“This is not to say that we consider our expression of ethics to be superior to those of other cultures. Rather it is a reflection of how the world currently works. Clearly this can always be subject to change in future.” 

Critics often accuse the West of imposing its values on other countries by insisting that they endorse treaties such as the Universal Declaration of Human Rights or the United Nations Convention on the Rights of the Child or adhering to the World Trade Agreement regardless of cultural differences. 

The domination of one group over another is not unique. Examples of this can be found throughout history. 

But the world has reached a threshold. While not all countries embrace globalisation, there is a broad recognition that it is a reality now. 

Ellis points out that countries accepting certain ethical expressions become the norm of a society. Whether the norm is good or bad is in itself a value judgment that is often made from the outside. 

However, the norm of some societies is severely compromised or corroded. This does not mean that individuals in those societies have experienced moral or ethical decay. 

It is probably that their system has been abused by those in power or those seeking power. 

Although some countries are reluctant, most are enthusiastic about participating in the global system through international development projects and more preferably through investment and trade. 

The global system, however, has been largely developed and structured by Western interests and maintained through their assistance or investment and trade. 

But Malaysia and China are among those countries that have their own institutions and systems under which they operate their own ethical norms. 

Ellis says that concerns have been raised about some of these countries on the conduct of their business in a way that is “not transparent and with no rules that are clearly discernible to the foreigner”. 

Their expression of core ethics is fundamentally different to those with which the West is familiar.  

So they, too, experience considerable pressure to reform their institutions in a way that is broadly consistent with the Western way of doing business. 

Even those with Western institutions and systems inherited from the colonial rule have to ensure that they operate effectively and ethically. 

The governance programmes are developed by consultants who are predominantly Western-based or have acquired their skills through Western education. 
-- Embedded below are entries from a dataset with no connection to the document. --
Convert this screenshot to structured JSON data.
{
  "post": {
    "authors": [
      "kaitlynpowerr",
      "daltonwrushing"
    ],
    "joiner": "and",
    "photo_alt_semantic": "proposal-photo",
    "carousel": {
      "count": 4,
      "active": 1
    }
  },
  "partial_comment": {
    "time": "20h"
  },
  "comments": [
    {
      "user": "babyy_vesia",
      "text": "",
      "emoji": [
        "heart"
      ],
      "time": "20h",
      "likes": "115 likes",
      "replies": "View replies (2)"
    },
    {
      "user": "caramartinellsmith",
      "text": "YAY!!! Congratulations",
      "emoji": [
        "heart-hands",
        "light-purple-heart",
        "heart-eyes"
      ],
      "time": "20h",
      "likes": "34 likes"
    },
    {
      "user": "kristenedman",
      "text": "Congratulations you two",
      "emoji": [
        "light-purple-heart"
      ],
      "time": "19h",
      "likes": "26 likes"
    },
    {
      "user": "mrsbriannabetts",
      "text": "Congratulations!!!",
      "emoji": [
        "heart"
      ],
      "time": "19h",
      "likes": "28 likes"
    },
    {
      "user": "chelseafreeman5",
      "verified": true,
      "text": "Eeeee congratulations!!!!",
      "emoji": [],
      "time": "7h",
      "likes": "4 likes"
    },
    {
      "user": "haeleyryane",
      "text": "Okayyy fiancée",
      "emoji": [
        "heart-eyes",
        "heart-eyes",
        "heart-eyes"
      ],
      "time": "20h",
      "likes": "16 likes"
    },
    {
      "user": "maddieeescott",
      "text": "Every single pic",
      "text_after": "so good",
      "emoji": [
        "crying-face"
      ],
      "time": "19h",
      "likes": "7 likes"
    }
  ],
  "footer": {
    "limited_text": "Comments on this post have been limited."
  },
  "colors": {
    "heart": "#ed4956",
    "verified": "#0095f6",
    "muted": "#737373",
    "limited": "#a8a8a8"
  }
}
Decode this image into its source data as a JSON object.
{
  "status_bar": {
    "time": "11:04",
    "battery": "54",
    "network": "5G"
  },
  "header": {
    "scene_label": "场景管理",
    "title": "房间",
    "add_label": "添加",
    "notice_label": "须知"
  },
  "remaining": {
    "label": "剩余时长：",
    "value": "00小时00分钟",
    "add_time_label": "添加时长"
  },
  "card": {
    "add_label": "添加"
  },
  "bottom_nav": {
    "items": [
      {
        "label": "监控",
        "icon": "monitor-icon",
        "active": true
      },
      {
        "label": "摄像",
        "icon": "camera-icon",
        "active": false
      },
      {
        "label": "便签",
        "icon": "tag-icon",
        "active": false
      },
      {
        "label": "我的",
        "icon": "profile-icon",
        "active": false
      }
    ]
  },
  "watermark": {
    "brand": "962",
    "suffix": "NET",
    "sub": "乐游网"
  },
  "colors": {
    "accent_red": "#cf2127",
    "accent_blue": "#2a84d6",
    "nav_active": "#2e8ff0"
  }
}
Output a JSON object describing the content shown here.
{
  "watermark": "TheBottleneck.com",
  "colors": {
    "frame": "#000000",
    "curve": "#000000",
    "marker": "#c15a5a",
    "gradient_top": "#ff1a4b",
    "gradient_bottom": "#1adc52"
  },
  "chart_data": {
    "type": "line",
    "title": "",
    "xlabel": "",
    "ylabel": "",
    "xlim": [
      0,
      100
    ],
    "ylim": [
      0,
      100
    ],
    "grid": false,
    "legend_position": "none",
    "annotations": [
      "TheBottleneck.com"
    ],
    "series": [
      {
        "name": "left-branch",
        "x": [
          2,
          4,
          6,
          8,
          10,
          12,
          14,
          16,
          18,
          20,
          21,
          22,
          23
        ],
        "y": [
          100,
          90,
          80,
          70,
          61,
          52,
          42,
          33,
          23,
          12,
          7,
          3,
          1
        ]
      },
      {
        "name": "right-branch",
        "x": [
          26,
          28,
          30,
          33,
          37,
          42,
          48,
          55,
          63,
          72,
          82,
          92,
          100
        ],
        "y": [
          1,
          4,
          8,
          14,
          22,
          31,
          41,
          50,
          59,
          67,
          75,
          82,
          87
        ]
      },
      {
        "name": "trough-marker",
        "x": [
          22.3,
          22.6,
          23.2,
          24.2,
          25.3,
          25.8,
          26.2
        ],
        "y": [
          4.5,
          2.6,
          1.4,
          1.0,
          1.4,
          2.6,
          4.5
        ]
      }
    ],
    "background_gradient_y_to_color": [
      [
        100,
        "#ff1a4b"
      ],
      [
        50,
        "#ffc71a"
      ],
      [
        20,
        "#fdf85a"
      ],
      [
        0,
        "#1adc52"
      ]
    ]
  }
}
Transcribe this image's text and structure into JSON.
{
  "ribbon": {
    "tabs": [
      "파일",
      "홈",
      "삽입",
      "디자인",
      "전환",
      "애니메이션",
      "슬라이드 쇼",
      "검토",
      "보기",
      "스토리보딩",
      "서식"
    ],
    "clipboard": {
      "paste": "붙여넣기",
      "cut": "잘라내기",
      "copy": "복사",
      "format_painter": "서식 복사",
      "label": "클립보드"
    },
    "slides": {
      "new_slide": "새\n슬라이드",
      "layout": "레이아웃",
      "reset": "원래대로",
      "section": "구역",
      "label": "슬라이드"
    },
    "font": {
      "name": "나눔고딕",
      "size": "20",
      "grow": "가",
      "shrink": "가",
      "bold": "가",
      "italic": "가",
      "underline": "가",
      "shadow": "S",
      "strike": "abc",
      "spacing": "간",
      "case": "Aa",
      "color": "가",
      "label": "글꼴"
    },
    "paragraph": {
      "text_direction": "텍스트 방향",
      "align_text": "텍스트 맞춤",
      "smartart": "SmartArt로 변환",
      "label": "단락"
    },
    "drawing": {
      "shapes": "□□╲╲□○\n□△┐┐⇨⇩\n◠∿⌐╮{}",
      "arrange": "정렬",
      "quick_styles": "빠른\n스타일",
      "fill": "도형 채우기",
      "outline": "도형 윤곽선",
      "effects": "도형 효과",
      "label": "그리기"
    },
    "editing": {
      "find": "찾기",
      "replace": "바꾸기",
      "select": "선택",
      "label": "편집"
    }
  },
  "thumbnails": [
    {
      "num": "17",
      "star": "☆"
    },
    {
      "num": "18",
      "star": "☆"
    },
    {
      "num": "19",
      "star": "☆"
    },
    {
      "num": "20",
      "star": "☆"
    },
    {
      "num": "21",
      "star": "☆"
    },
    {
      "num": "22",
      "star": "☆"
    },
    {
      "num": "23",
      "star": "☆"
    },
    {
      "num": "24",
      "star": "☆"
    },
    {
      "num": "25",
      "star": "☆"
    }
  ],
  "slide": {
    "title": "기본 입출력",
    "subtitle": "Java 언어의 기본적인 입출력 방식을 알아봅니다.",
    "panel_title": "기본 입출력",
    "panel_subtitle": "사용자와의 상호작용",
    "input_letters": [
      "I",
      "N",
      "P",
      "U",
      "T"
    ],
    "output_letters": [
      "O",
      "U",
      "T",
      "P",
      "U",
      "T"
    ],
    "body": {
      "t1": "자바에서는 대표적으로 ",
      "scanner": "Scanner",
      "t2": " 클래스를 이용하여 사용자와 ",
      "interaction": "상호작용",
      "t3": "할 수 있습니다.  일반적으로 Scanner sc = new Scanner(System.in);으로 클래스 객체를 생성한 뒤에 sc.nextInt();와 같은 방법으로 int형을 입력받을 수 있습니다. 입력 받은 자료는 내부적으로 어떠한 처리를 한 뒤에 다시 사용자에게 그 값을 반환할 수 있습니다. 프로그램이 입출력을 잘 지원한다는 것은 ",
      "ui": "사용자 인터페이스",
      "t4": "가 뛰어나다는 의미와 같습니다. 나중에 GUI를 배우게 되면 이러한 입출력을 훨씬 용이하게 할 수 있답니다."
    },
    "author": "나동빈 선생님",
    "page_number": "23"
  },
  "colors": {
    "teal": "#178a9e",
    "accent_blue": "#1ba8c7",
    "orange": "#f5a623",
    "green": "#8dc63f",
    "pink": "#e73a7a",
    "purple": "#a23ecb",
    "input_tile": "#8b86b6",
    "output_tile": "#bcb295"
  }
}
Ellis cites a recent survey as showing that a significant problem in some developing countries is that their institutions are “little more than empty shells”. 

Arguably, the people who work in these institutions lack knowledge of the rules or institutional ethics to ensure they operate effectively or deliberately flout those rules and ethics. 

Besides, their ethics may have been eroded through years of compromise or are unworkable because of the tensions between the core ethics as expressed through Western morals and those expressed through other culture, social and religious mores. 

“It is important not to confuse ethics with rules although they are clearly inter-related,” she warns. 

“Rules are fairly easy to identify because they are clearly prescribed. 

“Indeed, in many cases where ethical problems arise in some developing and developed countries, it is not because of a clash between Western and indigenous ethics but an abuse of both. 

“How the core ethics are expressed can have a profound influence on the operations of any given institution. 

“Clearly, the expressions of ethics need not be identical but they should be consistent enough to provide certainty to those who rely on them. 

“Certainty and consistency in the operation of a country’s government can lead to increased stability which, in turn, can lead to an increase in trade and investment. 

“If all goes well, this can result in an improvement in the economic development of that country.”  

 

o Jeffrey Francis is editorial consultant, Australasia-Pacific Media (e-mail: fran cis2@global.net.au) 

Article type: metered
User Type: anonymous web
User Status:
Campaign ID: 1
Cxense type: free
User access status: 3
   

Did you find this article insightful?

Yes
No

Across the site